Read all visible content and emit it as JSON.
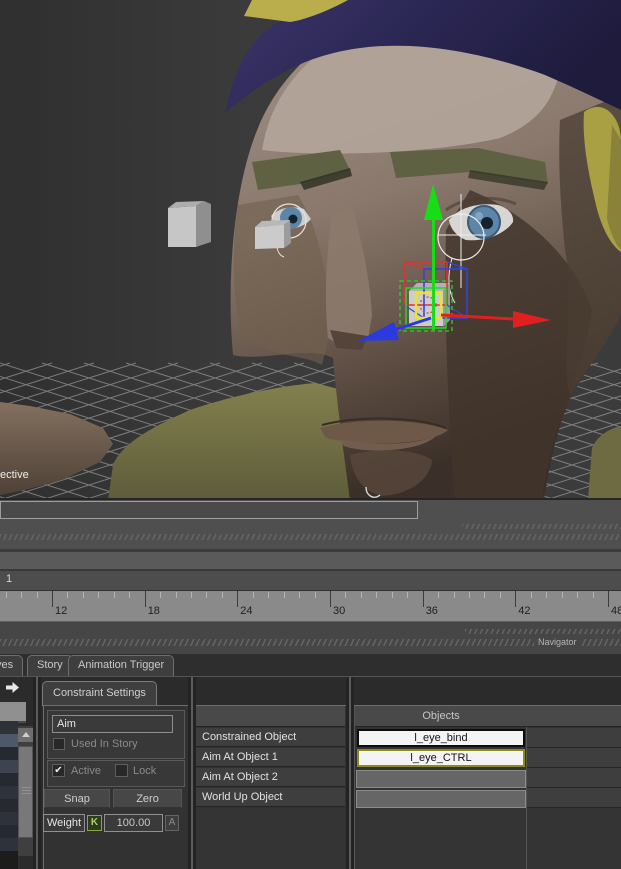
{
  "viewport": {
    "camera_label": "ective",
    "manipulator_colors": {
      "x_axis": "#e02020",
      "y_axis": "#17dd17",
      "z_axis": "#2a3ae0"
    },
    "selection_colors": {
      "selected_wire": "#2ad42a",
      "keyed_box": "#ece32b",
      "control_circle": "#ececec"
    }
  },
  "timeline": {
    "current_frame": "1",
    "frame_labels": [
      "12",
      "18",
      "24",
      "30",
      "36",
      "42",
      "48"
    ]
  },
  "navigator": {
    "label": "Navigator"
  },
  "tabs": [
    {
      "label": "ves"
    },
    {
      "label": "Story"
    },
    {
      "label": "Animation Trigger"
    }
  ],
  "left_tree": {
    "row_colors": [
      "#2d3138",
      "#4d5968",
      "#262a30",
      "#3c4452",
      "#262a30",
      "#2e333b",
      "#262a30",
      "#2e333b",
      "#262a30",
      "#2e333b"
    ]
  },
  "constraint_panel": {
    "tab_label": "Constraint Settings",
    "name_value": "Aim",
    "used_in_story_label": "Used In Story",
    "active_label": "Active",
    "lock_label": "Lock",
    "snap_label": "Snap",
    "zero_label": "Zero",
    "weight_label": "Weight",
    "weight_key_button": "K",
    "weight_value": "100.00",
    "weight_anim_button": "A",
    "checkbox_states": {
      "used_in_story": false,
      "active": true,
      "lock": false
    },
    "key_green": "#7fae3b"
  },
  "table": {
    "row_labels": [
      "Constrained Object",
      "Aim At Object 1",
      "Aim At Object 2",
      "World Up Object"
    ],
    "objects_header": "Objects",
    "objects": [
      {
        "value": "l_eye_bind",
        "border_color": "#0d0d0d",
        "bg": "#f4f4f4"
      },
      {
        "value": "l_eye_CTRL",
        "border_color": "#8f8a1e",
        "bg": "#f4f4f4"
      },
      {
        "value": "",
        "border_color": "#8b8b8b",
        "bg": "#666666"
      },
      {
        "value": "",
        "border_color": "#8b8b8b",
        "bg": "#666666"
      }
    ]
  }
}
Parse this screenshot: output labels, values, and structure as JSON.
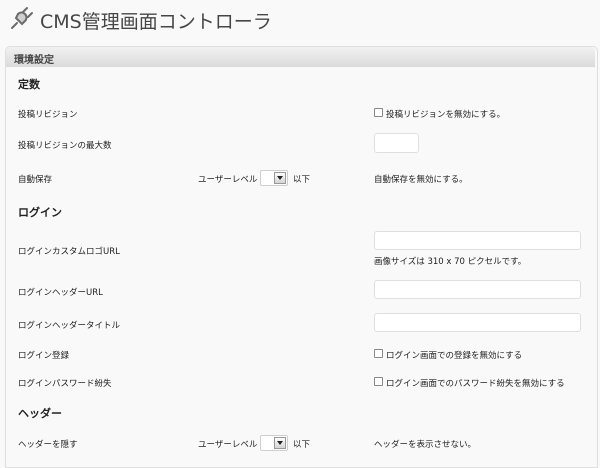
{
  "header": {
    "title": "CMS管理画面コントローラ",
    "icon": "plug-icon"
  },
  "panel": {
    "title": "環境設定"
  },
  "sections": {
    "constants": "定数",
    "login": "ログイン",
    "header": "ヘッダー"
  },
  "constants": {
    "revision_label": "投稿リビジョン",
    "revision_disable": "投稿リビジョンを無効にする。",
    "revision_max_label": "投稿リビジョンの最大数",
    "revision_max_value": "",
    "autosave_label": "自動保存",
    "autosave_level_label": "ユーザーレベル",
    "autosave_level_value": "",
    "autosave_level_suffix": "以下",
    "autosave_disable": "自動保存を無効にする。"
  },
  "login": {
    "logo_url_label": "ログインカスタムロゴURL",
    "logo_url_value": "",
    "logo_url_note": "画像サイズは 310 x 70 ピクセルです。",
    "header_url_label": "ログインヘッダーURL",
    "header_url_value": "",
    "header_title_label": "ログインヘッダータイトル",
    "header_title_value": "",
    "register_label": "ログイン登録",
    "register_disable": "ログイン画面での登録を無効にする",
    "lost_password_label": "ログインパスワード紛失",
    "lost_password_disable": "ログイン画面でのパスワード紛失を無効にする"
  },
  "header_section": {
    "hide_label": "ヘッダーを隠す",
    "level_label": "ユーザーレベル",
    "level_value": "",
    "level_suffix": "以下",
    "hide_note": "ヘッダーを表示させない。"
  }
}
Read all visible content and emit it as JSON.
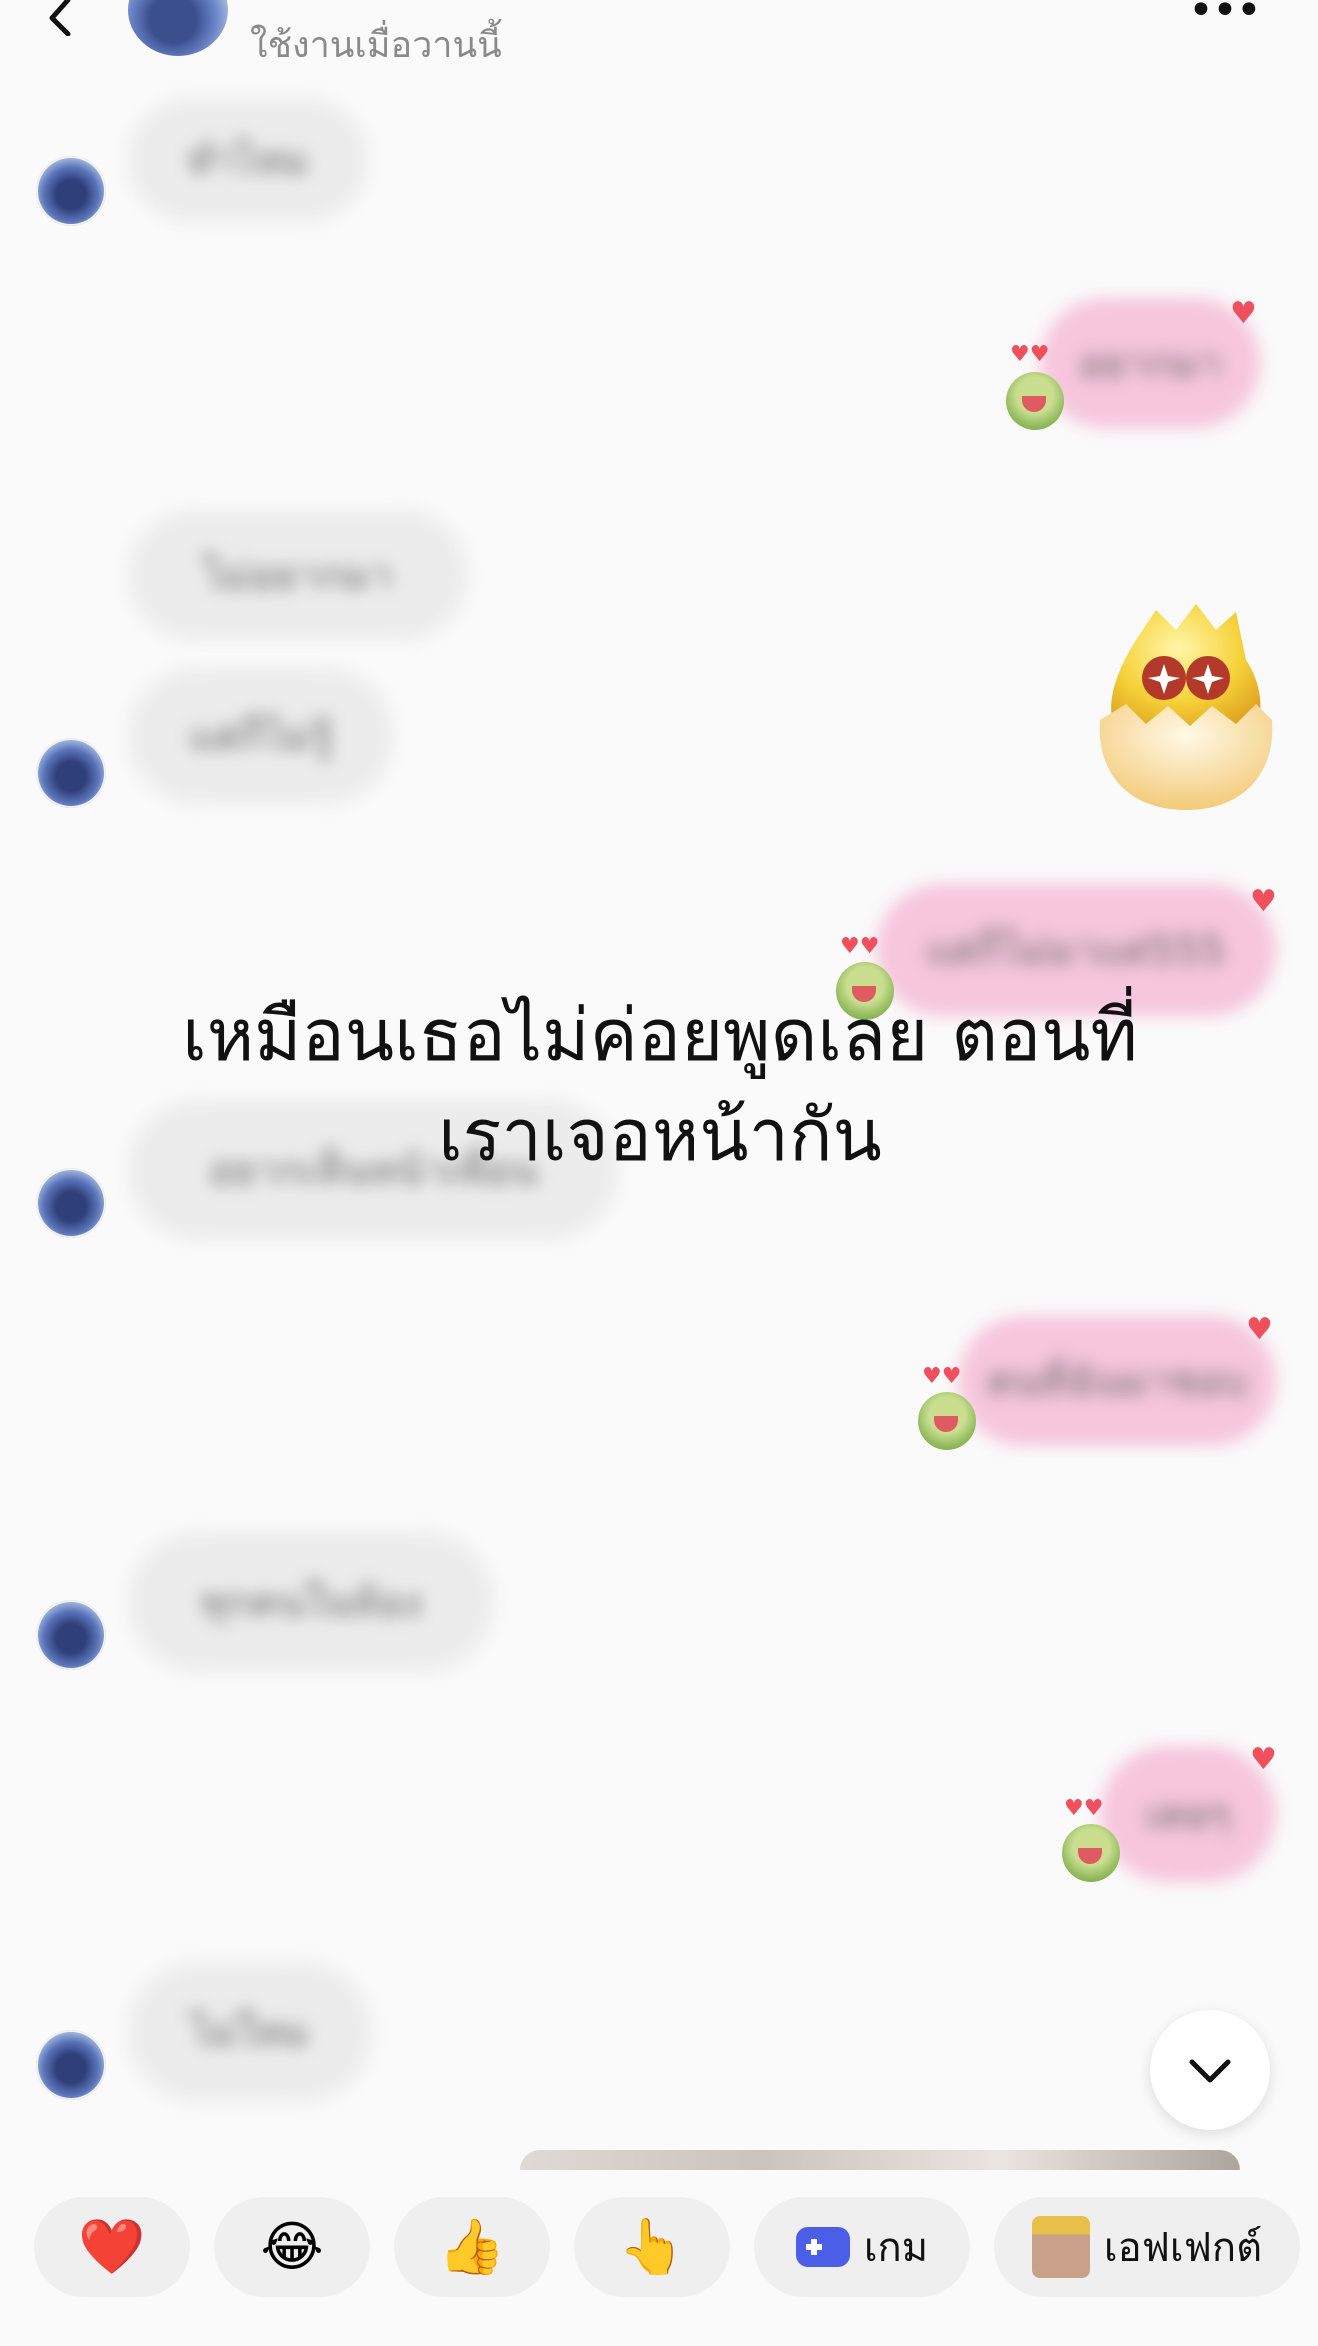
{
  "header": {
    "contact_name": "",
    "status": "ใช้งานเมื่อวานนี้",
    "back_icon": "chevron-left-icon",
    "more_icon": "more-horizontal-icon"
  },
  "messages": [
    {
      "side": "in",
      "text": "ทำไหม"
    },
    {
      "side": "out",
      "text": "อยากมา"
    },
    {
      "side": "in",
      "text": "ไม่อยากมา"
    },
    {
      "side": "in",
      "text": "แต่ก็ไม่รู้"
    },
    {
      "side": "out",
      "text": "แต่ก็ไม่มาแต่555"
    },
    {
      "side": "in",
      "text": "อยากเห็นหน้าเพื่อน"
    },
    {
      "side": "out",
      "text": "คนที่ฉันมาชอบ"
    },
    {
      "side": "in",
      "text": "ทุกคนในห้อง"
    },
    {
      "side": "out",
      "text": "เคยๆ"
    },
    {
      "side": "in",
      "text": "ไม่ใหม"
    }
  ],
  "overlay_caption": {
    "line1": "เหมือนเธอไม่ค่อยพูดเลย ตอนที่",
    "line2": "เราเจอหน้ากัน"
  },
  "quick_bar": [
    {
      "emoji": "❤️",
      "icon": "heart-icon"
    },
    {
      "emoji": "😂",
      "icon": "laughing-emoji-icon"
    },
    {
      "emoji": "👍",
      "icon": "thumbs-up-icon"
    },
    {
      "emoji": "👆",
      "icon": "pointing-hand-icon"
    },
    {
      "label": "เกม",
      "icon": "gamepad-icon"
    },
    {
      "label": "เอฟเฟกต์",
      "icon": "effect-thumbnail-icon"
    }
  ],
  "colors": {
    "incoming_bubble": "#ececec",
    "outgoing_bubble": "#f6c6dc",
    "background": "#fafafa"
  }
}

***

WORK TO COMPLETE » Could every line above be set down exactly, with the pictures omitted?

TASK ANSWER »
Read all visible content and emit it as JSON.
{
  "viewport": {
    "camera_label": "ective",
    "manipulator_colors": {
      "x_axis": "#e02020",
      "y_axis": "#17dd17",
      "z_axis": "#2a3ae0"
    },
    "selection_colors": {
      "selected_wire": "#2ad42a",
      "keyed_box": "#ece32b",
      "control_circle": "#ececec"
    }
  },
  "timeline": {
    "current_frame": "1",
    "frame_labels": [
      "12",
      "18",
      "24",
      "30",
      "36",
      "42",
      "48"
    ]
  },
  "navigator": {
    "label": "Navigator"
  },
  "tabs": [
    {
      "label": "ves"
    },
    {
      "label": "Story"
    },
    {
      "label": "Animation Trigger"
    }
  ],
  "left_tree": {
    "row_colors": [
      "#2d3138",
      "#4d5968",
      "#262a30",
      "#3c4452",
      "#262a30",
      "#2e333b",
      "#262a30",
      "#2e333b",
      "#262a30",
      "#2e333b"
    ]
  },
  "constraint_panel": {
    "tab_label": "Constraint Settings",
    "name_value": "Aim",
    "used_in_story_label": "Used In Story",
    "active_label": "Active",
    "lock_label": "Lock",
    "snap_label": "Snap",
    "zero_label": "Zero",
    "weight_label": "Weight",
    "weight_key_button": "K",
    "weight_value": "100.00",
    "weight_anim_button": "A",
    "checkbox_states": {
      "used_in_story": false,
      "active": true,
      "lock": false
    },
    "key_green": "#7fae3b"
  },
  "table": {
    "row_labels": [
      "Constrained Object",
      "Aim At Object 1",
      "Aim At Object 2",
      "World Up Object"
    ],
    "objects_header": "Objects",
    "objects": [
      {
        "value": "l_eye_bind",
        "border_color": "#0d0d0d",
        "bg": "#f4f4f4"
      },
      {
        "value": "l_eye_CTRL",
        "border_color": "#8f8a1e",
        "bg": "#f4f4f4"
      },
      {
        "value": "",
        "border_color": "#8b8b8b",
        "bg": "#666666"
      },
      {
        "value": "",
        "border_color": "#8b8b8b",
        "bg": "#666666"
      }
    ]
  }
}
Parse this screenshot: output labels, values, and structure as JSON.
{
  "header": {
    "title": "CMS管理画面コントローラ",
    "icon": "plug-icon"
  },
  "panel": {
    "title": "環境設定"
  },
  "sections": {
    "constants": "定数",
    "login": "ログイン",
    "header": "ヘッダー"
  },
  "constants": {
    "revision_label": "投稿リビジョン",
    "revision_disable": "投稿リビジョンを無効にする。",
    "revision_max_label": "投稿リビジョンの最大数",
    "revision_max_value": "",
    "autosave_label": "自動保存",
    "autosave_level_label": "ユーザーレベル",
    "autosave_level_value": "",
    "autosave_level_suffix": "以下",
    "autosave_disable": "自動保存を無効にする。"
  },
  "login": {
    "logo_url_label": "ログインカスタムロゴURL",
    "logo_url_value": "",
    "logo_url_note": "画像サイズは 310 x 70 ピクセルです。",
    "header_url_label": "ログインヘッダーURL",
    "header_url_value": "",
    "header_title_label": "ログインヘッダータイトル",
    "header_title_value": "",
    "register_label": "ログイン登録",
    "register_disable": "ログイン画面での登録を無効にする",
    "lost_password_label": "ログインパスワード紛失",
    "lost_password_disable": "ログイン画面でのパスワード紛失を無効にする"
  },
  "header_section": {
    "hide_label": "ヘッダーを隠す",
    "level_label": "ユーザーレベル",
    "level_value": "",
    "level_suffix": "以下",
    "hide_note": "ヘッダーを表示させない。"
  }
}
Read all visible content and emit it as JSON.
{
  "header": {
    "contact_name": "",
    "status": "ใช้งานเมื่อวานนี้",
    "back_icon": "chevron-left-icon",
    "more_icon": "more-horizontal-icon"
  },
  "messages": [
    {
      "side": "in",
      "text": "ทำไหม"
    },
    {
      "side": "out",
      "text": "อยากมา"
    },
    {
      "side": "in",
      "text": "ไม่อยากมา"
    },
    {
      "side": "in",
      "text": "แต่ก็ไม่รู้"
    },
    {
      "side": "out",
      "text": "แต่ก็ไม่มาแต่555"
    },
    {
      "side": "in",
      "text": "อยากเห็นหน้าเพื่อน"
    },
    {
      "side": "out",
      "text": "คนที่ฉันมาชอบ"
    },
    {
      "side": "in",
      "text": "ทุกคนในห้อง"
    },
    {
      "side": "out",
      "text": "เคยๆ"
    },
    {
      "side": "in",
      "text": "ไม่ใหม"
    }
  ],
  "overlay_caption": {
    "line1": "เหมือนเธอไม่ค่อยพูดเลย ตอนที่",
    "line2": "เราเจอหน้ากัน"
  },
  "quick_bar": [
    {
      "emoji": "❤️",
      "icon": "heart-icon"
    },
    {
      "emoji": "😂",
      "icon": "laughing-emoji-icon"
    },
    {
      "emoji": "👍",
      "icon": "thumbs-up-icon"
    },
    {
      "emoji": "👆",
      "icon": "pointing-hand-icon"
    },
    {
      "label": "เกม",
      "icon": "gamepad-icon"
    },
    {
      "label": "เอฟเฟกต์",
      "icon": "effect-thumbnail-icon"
    }
  ],
  "colors": {
    "incoming_bubble": "#ececec",
    "outgoing_bubble": "#f6c6dc",
    "background": "#fafafa"
  }
}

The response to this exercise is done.